Improving Customer Service

Issue # 18 of 70 

John T. Self, Ph.D.
By: Dr. John T. Self

Customer Service, Not Customer Servitude

You've had a hard day, with many demanding, impolite customers who think they own you. But, the final straw comes as you're just finishing listening to a customer tell you exactly, in excruciating detail, what she is looking for. As you turn around to retrieve the items for her, she says very loudly to your back, "Whoa!"

Not "excuse me", not "just a minute", just "Whoa!" As to a mule. As in a command, not a request.

This immediately irritates you and your first reaction is to have your head spin around 360 degrees and say in your best DiNiro voice, "You talkin' to ME?"

But, of course you don't.

You say concerned and politely either "Yes?" or "Was there something else?" with a frozen smile. But what you really feel is that you have just about had it.

So begins the attitude that serving customers is more servitude than service. Most will simply write off the negative attitudes to burnout.

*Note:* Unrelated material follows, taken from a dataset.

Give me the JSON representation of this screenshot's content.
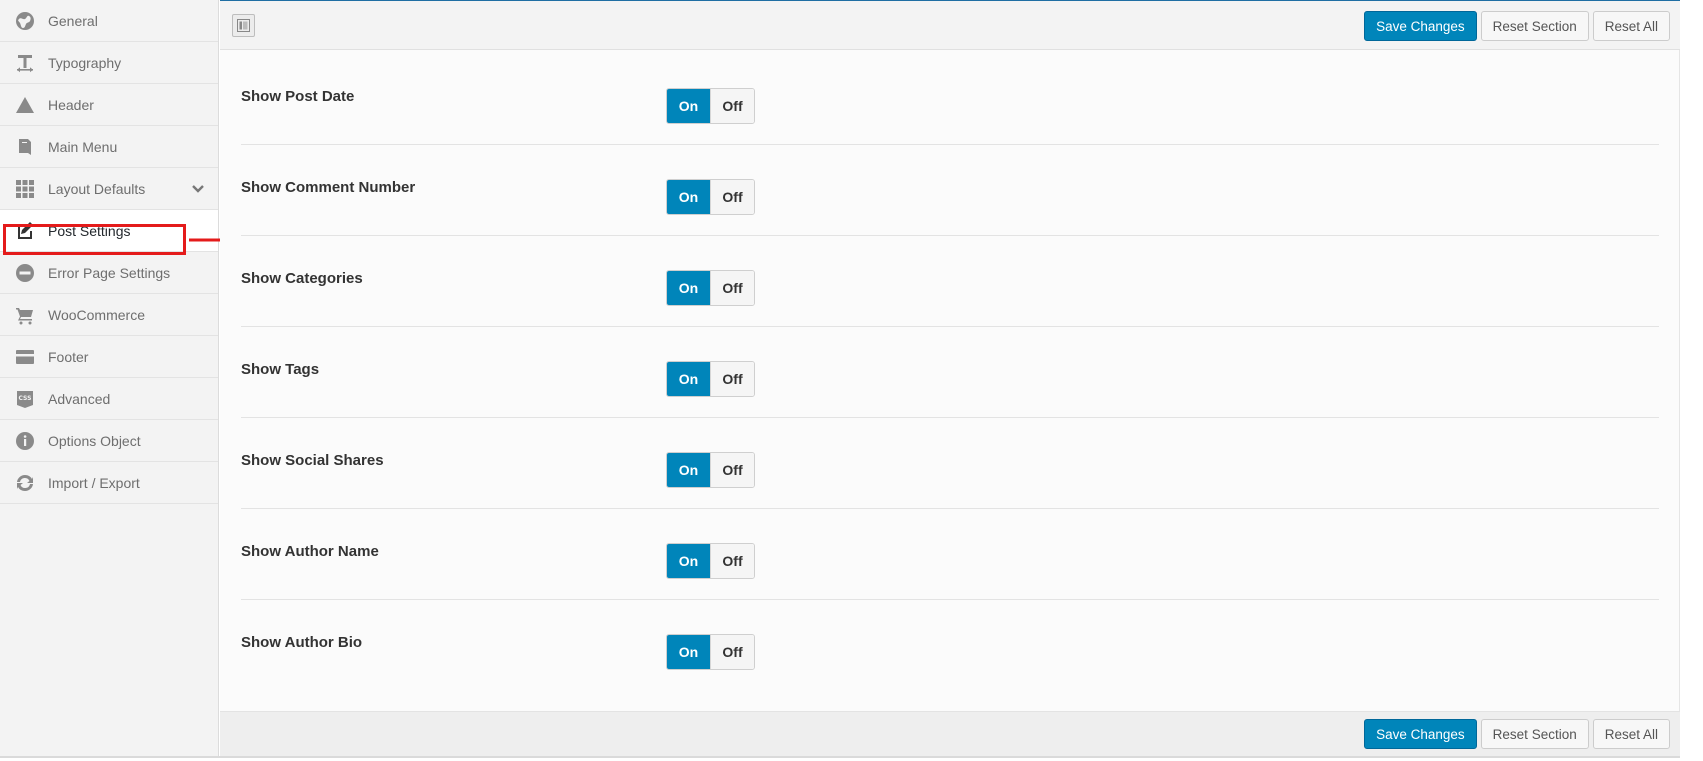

But is it simply burnout? I'm not so sure.

Burnout typically occurs when a person has been in customer service awhile, but the feeling of servitude can occur on your first day, with your first customer. And yes, you can minimize it, but it will remain. If this attitude is allowed to grow, it will fester and eventually erupt in even the best employees.

Is there a way to prevent this feeling that just because we "serve" customers and we take "orders", that it shouldn't be taken literally?

Maybe we should just approach it from a completely different angle. Let's educate the customer and require them to be certified in whichever service they want before they can partake of that service.

I humbly suggest (with my tongue just barely in my cheek) that this is a wonderful opportunity for the federal government to create a new bureau, under the direction of Postal Department or, on the state level, the Driver's License Division. Both of these organizations have a history of legendary service. Maybe something like The Office of Customer Certification (TOCC). This organization would have branches in every city and town in America and would be charged with the responsibility of testing and certifying each person for the privilege of using services. If they fail, they can't use that service. "Soooo sorry, but I just can't do your nails, I see you haven't been certified".

Think of the opportunities for employment! There would have to be someone in charge of testing for each service. Hair cuts, going to a restaurant, getting a ride in a taxi, having your lawn mowed. Why, if done right, every person in America could be employed.

But seriously, here are some suggestions on how to prevent the attitude of servitude from creeping in:

  • Make sure your employees feel secure in their job, including a supportive boss and environment.

  • Encourage active, healthy lifestyles.

  • The customer is always right. . .BUT - exceptionally wrong customers are wrong!

  • Avoid overtime like the plague, even when employees ask for it. The extra money will quickly turn into bad attitudes.

  • Make it a policy that vacations are taken, never allowed to skip because they prefer pay in lieu of vacation. They have to recharge their batteries, whether they realize it or not.

  • Resist hiring employees that have second jobs because they usually have a lower tolerance for customers, especially when both jobs involve a lot of customer contact.

  • Each customer service boss should schedule a shift or two periodically on the front lines to understand what their employees really go through. Up close and personal.

Actually more importantly, how long has it been since the senior executives have worked a customer shift? Companies should do this routinely to keep their employees as their focus and to know the true beat of their customers.

John T. Self is a lecturer at The Collins School of Hospitality Management at California State Polytechnic University (Cal Poly Pomona). Prior to entering academia, Dr. Self spent fifteen years in the restaurant industry. While in the corporate world, he worked for several chains including Chili's and Steak and Ale, and as vice president of a regional restaurant chain overseeing six restaurants with sales of over twenty million dollars. He has also owned three independent restaurants, including a comedy club.
Dr. Self has also been involved in the development of international hospitality programs. While at Golden Gate University, he started the partnership with Dalian University of Technology in Dalian, China and is continuing in that involvement at Cal Poly.

Improving Customer Service #18 of 70: View all in the Table of Contents

For more customer service articles, visit the Customer Service series on the new Sideroad: Practical Advice Straight from The Experts.

Text © Dr. John T. Self, 1997,1998. Part of the original Sideroad.